A challenge with securing data in traditional settings is the fact that once it is copied onto a third-party medium it is beyond the reach of any IT department. Even if the file has password protection enabled, all it takes is a cracker to break it. By making access conditional to authentication from an updated blockchain, it is possible to remotely grant and remove access to all files in a way that guarantees information security.
Blockchain Solutions makes it possible to enable and remove access to specific token-backed files, in addition to changing ownership of those files on the fly. For employers, this means it is possible to guarantee that a former staff member loses access to all data upon termination of employment without having to violate his or her privacy during the corporate separation process. All it takes is one command and all relevant material can be transferred to someone else.
Securing Personal Data
A combination of biometric security on your device and the blockchain principles of private keys controlled solely by the user opens up the opportunity to ditch usernames and passwords forever. And with the most popular password still being 123456, that’s got to be a good thing.
As well as that, add the potential to store identity information on the blockchain where only the user owns and controls it. Blockchain has always been recognized as a great asset storage system, thanks to its zero knowledge storage, encryption, privacy, security and trust, all combined with the immutable ledger that’s decentralized.

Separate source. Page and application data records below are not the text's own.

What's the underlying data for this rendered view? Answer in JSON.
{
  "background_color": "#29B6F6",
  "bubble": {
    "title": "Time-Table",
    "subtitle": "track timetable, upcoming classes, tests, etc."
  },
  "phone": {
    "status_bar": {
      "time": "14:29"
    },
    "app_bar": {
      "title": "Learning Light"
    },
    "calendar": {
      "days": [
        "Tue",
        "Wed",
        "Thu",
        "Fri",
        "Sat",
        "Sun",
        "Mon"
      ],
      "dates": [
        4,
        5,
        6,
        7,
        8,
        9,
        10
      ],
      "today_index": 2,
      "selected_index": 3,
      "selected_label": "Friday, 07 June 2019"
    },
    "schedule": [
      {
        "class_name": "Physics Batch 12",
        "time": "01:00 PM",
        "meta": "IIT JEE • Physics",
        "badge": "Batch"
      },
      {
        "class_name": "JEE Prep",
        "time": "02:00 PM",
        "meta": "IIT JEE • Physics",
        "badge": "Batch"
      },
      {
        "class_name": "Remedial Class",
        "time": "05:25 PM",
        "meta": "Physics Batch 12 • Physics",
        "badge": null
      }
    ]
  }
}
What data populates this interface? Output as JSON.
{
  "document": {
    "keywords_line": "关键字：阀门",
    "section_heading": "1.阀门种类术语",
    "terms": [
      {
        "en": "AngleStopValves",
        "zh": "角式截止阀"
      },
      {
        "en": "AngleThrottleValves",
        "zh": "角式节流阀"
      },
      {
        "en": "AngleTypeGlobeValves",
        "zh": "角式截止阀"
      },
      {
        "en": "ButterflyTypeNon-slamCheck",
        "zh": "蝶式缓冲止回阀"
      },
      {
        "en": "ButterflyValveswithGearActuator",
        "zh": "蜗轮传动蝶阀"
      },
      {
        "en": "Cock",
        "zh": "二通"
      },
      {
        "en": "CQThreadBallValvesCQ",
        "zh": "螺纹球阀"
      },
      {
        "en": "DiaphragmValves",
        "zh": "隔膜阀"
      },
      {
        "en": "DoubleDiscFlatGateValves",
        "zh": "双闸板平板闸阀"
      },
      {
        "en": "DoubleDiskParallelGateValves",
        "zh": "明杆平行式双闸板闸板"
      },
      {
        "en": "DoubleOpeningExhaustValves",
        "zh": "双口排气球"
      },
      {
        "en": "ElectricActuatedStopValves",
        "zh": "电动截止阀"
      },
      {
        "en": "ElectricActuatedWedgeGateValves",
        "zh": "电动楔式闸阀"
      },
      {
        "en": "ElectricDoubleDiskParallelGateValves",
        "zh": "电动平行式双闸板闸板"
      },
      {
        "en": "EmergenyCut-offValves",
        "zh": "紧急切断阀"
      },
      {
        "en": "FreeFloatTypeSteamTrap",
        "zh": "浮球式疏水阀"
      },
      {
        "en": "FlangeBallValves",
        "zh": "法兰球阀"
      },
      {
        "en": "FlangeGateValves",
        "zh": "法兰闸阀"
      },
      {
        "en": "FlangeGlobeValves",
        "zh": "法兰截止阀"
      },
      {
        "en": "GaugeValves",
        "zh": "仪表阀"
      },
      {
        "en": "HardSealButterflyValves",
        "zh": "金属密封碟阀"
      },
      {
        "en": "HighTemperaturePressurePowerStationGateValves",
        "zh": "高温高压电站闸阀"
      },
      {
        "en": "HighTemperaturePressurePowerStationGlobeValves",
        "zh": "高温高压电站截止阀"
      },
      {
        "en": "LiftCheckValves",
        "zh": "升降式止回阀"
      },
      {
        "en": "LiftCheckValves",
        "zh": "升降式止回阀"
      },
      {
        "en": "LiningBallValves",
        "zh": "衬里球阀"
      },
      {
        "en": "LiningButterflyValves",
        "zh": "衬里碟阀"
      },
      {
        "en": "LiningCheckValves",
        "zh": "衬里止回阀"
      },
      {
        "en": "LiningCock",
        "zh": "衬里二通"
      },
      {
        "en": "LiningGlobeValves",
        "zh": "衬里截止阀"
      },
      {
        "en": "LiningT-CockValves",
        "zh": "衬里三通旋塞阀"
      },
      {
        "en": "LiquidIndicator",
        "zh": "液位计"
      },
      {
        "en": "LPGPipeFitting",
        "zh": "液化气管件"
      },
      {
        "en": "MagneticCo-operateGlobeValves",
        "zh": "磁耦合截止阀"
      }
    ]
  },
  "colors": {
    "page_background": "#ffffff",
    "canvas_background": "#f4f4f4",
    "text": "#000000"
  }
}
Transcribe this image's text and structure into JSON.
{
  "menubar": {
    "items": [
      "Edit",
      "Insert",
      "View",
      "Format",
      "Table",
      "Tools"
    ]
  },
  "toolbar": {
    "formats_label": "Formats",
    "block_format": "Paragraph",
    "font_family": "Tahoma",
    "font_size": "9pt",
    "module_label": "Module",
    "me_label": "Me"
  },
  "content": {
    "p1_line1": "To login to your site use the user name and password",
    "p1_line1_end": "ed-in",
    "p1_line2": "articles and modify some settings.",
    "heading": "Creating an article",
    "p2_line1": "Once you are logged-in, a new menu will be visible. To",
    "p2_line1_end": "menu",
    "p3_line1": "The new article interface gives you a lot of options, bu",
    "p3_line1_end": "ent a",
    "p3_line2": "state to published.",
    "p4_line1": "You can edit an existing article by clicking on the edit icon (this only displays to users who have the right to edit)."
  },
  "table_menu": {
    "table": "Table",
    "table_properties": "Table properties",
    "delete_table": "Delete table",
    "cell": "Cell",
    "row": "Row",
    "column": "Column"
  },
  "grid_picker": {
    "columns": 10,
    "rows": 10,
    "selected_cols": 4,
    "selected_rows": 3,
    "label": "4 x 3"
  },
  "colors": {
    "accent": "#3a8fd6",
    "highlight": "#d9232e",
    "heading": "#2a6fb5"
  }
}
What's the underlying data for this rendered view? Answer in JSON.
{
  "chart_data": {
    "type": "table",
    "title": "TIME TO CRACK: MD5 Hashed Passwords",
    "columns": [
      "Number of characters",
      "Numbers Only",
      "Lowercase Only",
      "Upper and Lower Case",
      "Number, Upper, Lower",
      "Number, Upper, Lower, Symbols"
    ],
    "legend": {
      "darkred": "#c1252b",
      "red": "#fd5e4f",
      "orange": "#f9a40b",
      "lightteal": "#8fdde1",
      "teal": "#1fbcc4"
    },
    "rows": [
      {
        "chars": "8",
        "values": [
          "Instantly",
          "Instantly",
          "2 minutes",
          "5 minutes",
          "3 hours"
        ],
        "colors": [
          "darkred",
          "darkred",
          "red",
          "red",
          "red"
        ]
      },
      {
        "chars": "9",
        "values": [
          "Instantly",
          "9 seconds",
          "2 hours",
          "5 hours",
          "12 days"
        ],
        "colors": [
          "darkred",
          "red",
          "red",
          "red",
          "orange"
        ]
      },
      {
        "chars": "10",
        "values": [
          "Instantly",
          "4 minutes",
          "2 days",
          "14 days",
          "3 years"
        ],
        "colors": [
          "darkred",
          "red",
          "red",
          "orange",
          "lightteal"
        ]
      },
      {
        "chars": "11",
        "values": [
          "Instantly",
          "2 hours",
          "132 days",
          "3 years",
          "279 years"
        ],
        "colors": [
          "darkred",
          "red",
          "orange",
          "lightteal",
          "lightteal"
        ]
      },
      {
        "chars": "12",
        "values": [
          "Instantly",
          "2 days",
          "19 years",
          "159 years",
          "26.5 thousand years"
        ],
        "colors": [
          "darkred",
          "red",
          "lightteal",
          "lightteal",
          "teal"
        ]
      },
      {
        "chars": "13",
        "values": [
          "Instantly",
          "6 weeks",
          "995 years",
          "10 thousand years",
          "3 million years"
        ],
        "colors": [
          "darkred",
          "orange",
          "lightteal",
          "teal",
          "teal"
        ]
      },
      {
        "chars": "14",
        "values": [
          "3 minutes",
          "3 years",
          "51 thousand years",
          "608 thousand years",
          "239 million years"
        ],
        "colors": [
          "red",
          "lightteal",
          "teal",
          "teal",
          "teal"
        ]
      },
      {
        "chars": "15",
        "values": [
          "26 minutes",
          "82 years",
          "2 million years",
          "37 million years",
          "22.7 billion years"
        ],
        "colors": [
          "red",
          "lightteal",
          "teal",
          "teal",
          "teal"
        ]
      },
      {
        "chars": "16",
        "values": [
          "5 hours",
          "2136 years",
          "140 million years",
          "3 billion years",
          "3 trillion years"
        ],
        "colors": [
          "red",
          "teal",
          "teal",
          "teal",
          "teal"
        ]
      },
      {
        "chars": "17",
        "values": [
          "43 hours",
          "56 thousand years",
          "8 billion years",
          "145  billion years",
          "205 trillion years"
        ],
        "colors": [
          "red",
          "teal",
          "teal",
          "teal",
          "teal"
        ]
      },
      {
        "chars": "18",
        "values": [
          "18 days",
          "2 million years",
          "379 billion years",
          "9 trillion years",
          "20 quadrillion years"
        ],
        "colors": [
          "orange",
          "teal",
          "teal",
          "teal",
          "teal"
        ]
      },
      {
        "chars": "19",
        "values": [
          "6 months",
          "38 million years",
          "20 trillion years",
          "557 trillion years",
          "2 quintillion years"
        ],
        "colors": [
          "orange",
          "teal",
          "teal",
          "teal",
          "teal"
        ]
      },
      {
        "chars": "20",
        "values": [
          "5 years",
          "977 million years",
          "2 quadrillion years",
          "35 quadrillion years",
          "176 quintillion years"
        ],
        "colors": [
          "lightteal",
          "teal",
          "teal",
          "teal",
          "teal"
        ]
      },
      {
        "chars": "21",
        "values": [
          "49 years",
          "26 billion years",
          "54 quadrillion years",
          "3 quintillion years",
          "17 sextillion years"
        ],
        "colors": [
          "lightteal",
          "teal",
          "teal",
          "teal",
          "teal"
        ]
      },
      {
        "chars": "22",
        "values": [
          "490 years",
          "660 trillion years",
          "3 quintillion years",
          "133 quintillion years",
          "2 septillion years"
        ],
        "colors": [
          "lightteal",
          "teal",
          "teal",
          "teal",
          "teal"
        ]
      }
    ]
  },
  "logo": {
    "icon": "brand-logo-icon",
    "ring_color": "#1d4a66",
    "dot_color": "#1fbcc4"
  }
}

Many companies have already enabled identity on the blockchain. However, identity alone, unconnected to the everyday services we all use, is limited.
Things get really interesting when you link identity on the blockchain with existing payment methods and services.
Right now, we all hand over control of our personal information so promiscuously, the only real surprise is that the associated privacy problems aren’t even bigger than they are.
Blockchain offers the enticing vision of a world where you can transact without having to hand over every part of your transaction details or remember the name of your mother’s favourite childhood pet. The blockchain’s potential for zero-knowledge proofs also offers a cryptographic way to do things like prove your age without showing your age, or demonstrate your status as a good actor with a record of successful transactions — without revealing the content of those transactions.
Technology like this could well be used to acquire loans, make high-value payments — and maybe remove the need for a risk assessment on every single transaction. It could even spell the end of credit monitoring as we know it — good news, given that recent events have shown how wary we should be about security at some of those companies.
Lastly, once each of us has our information securely stored on a blockchain, we have the opportunity to choose if and when we share it — in return for actual value. This could be the beginning of a true “internet of value.”